» **Assignment**: An exact reprint of every record below is required, with the pictures left out.

■ ■ ■ ■

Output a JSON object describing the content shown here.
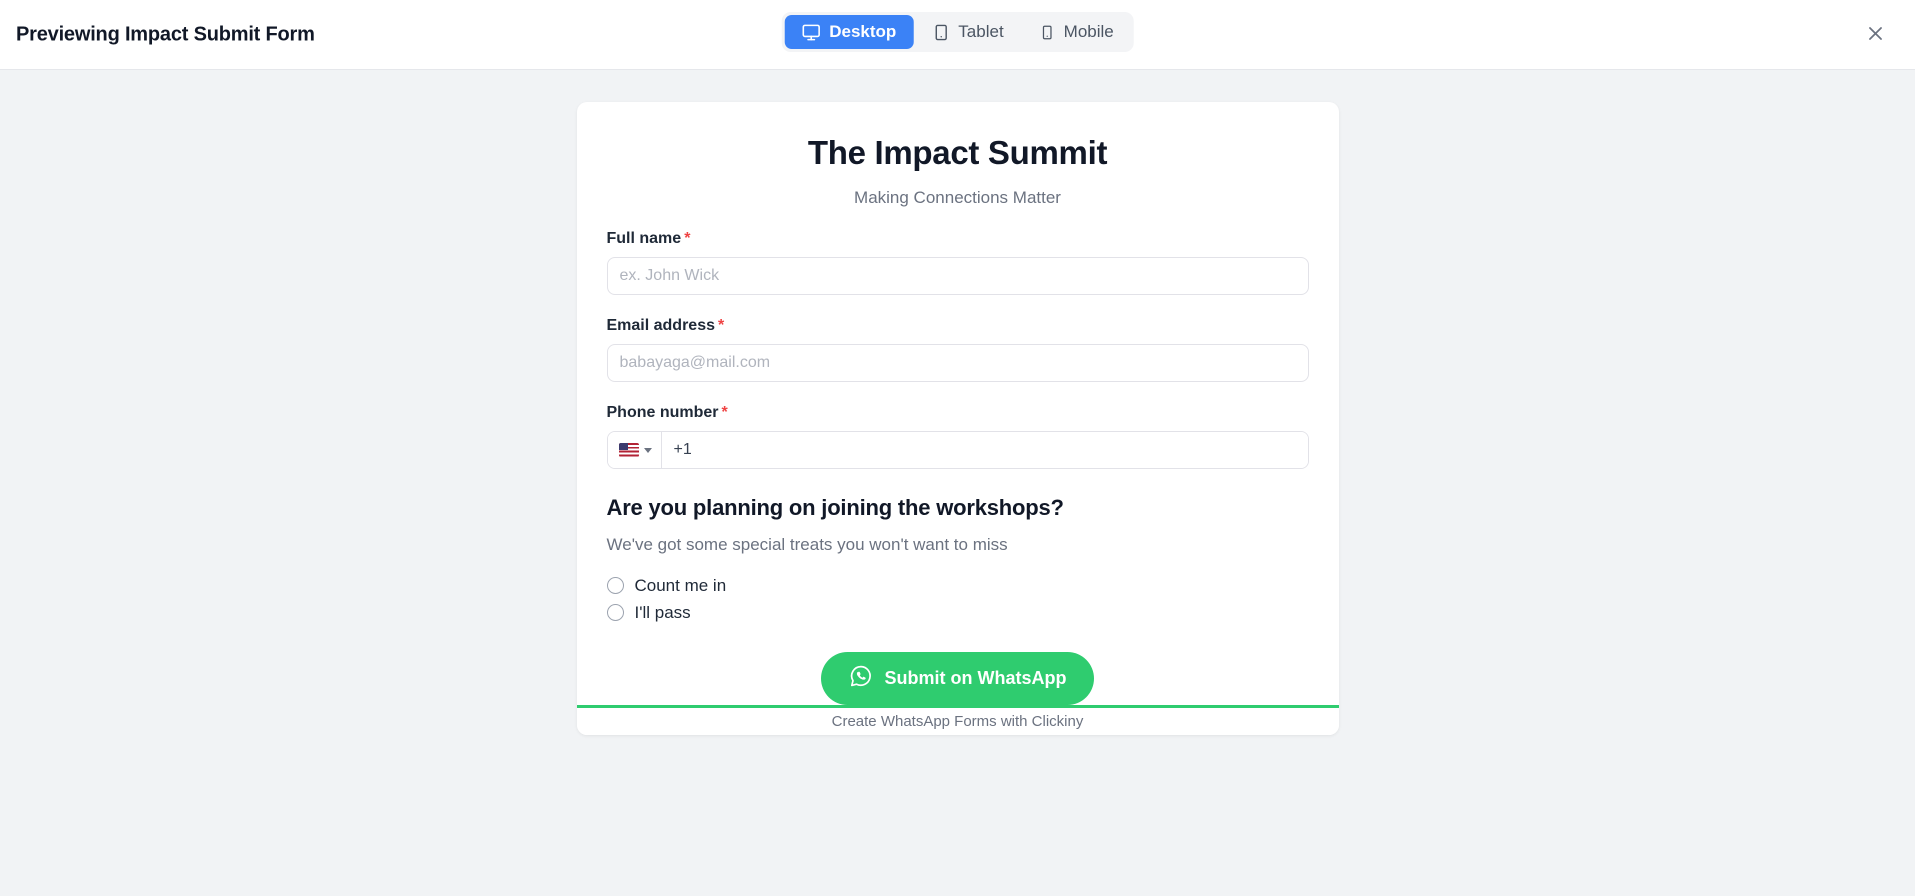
{
  "header": {
    "title": "Previewing Impact Submit Form",
    "device_tabs": [
      {
        "label": "Desktop",
        "icon": "monitor-icon",
        "active": true
      },
      {
        "label": "Tablet",
        "icon": "tablet-icon",
        "active": false
      },
      {
        "label": "Mobile",
        "icon": "mobile-icon",
        "active": false
      }
    ],
    "close_icon": "close-icon",
    "active_tab_color": "#3b82f6"
  },
  "form": {
    "title": "The Impact Summit",
    "subtitle": "Making Connections Matter",
    "fields": [
      {
        "label": "Full name",
        "required_marker": "*",
        "placeholder": "ex. John Wick",
        "value": ""
      },
      {
        "label": "Email address",
        "required_marker": "*",
        "placeholder": "babayaga@mail.com",
        "value": ""
      }
    ],
    "phone": {
      "label": "Phone number",
      "required_marker": "*",
      "country_flag": "us-flag-icon",
      "dial_code": "+1",
      "placeholder": ""
    },
    "question": {
      "title": "Are you planning on joining the workshops?",
      "description": "We've got some special treats you won't want to miss",
      "options": [
        {
          "label": "Count me in",
          "selected": false
        },
        {
          "label": "I'll pass",
          "selected": false
        }
      ]
    },
    "submit": {
      "label": "Submit on WhatsApp",
      "icon": "whatsapp-icon",
      "color": "#2fcc6f"
    },
    "footer": {
      "text": "Create WhatsApp Forms with Clickiny",
      "accent_color": "#2fcc6f"
    }
  }
}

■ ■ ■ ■

» **Exercise output**:
Output a JSON object describing the content shown here.
{
  "header": {
    "title": "Previewing Impact Submit Form",
    "device_tabs": [
      {
        "label": "Desktop",
        "icon": "monitor-icon",
        "active": true
      },
      {
        "label": "Tablet",
        "icon": "tablet-icon",
        "active": false
      },
      {
        "label": "Mobile",
        "icon": "mobile-icon",
        "active": false
      }
    ],
    "close_icon": "close-icon",
    "active_tab_color": "#3b82f6"
  },
  "form": {
    "title": "The Impact Summit",
    "subtitle": "Making Connections Matter",
    "fields": [
      {
        "label": "Full name",
        "required_marker": "*",
        "placeholder": "ex. John Wick",
        "value": ""
      },
      {
        "label": "Email address",
        "required_marker": "*",
        "placeholder": "babayaga@mail.com",
        "value": ""
      }
    ],
    "phone": {
      "label": "Phone number",
      "required_marker": "*",
      "country_flag": "us-flag-icon",
      "dial_code": "+1",
      "placeholder": ""
    },
    "question": {
      "title": "Are you planning on joining the workshops?",
      "description": "We've got some special treats you won't want to miss",
      "options": [
        {
          "label": "Count me in",
          "selected": false
        },
        {
          "label": "I'll pass",
          "selected": false
        }
      ]
    },
    "submit": {
      "label": "Submit on WhatsApp",
      "icon": "whatsapp-icon",
      "color": "#2fcc6f"
    },
    "footer": {
      "text": "Create WhatsApp Forms with Clickiny",
      "accent_color": "#2fcc6f"
    }
  }
}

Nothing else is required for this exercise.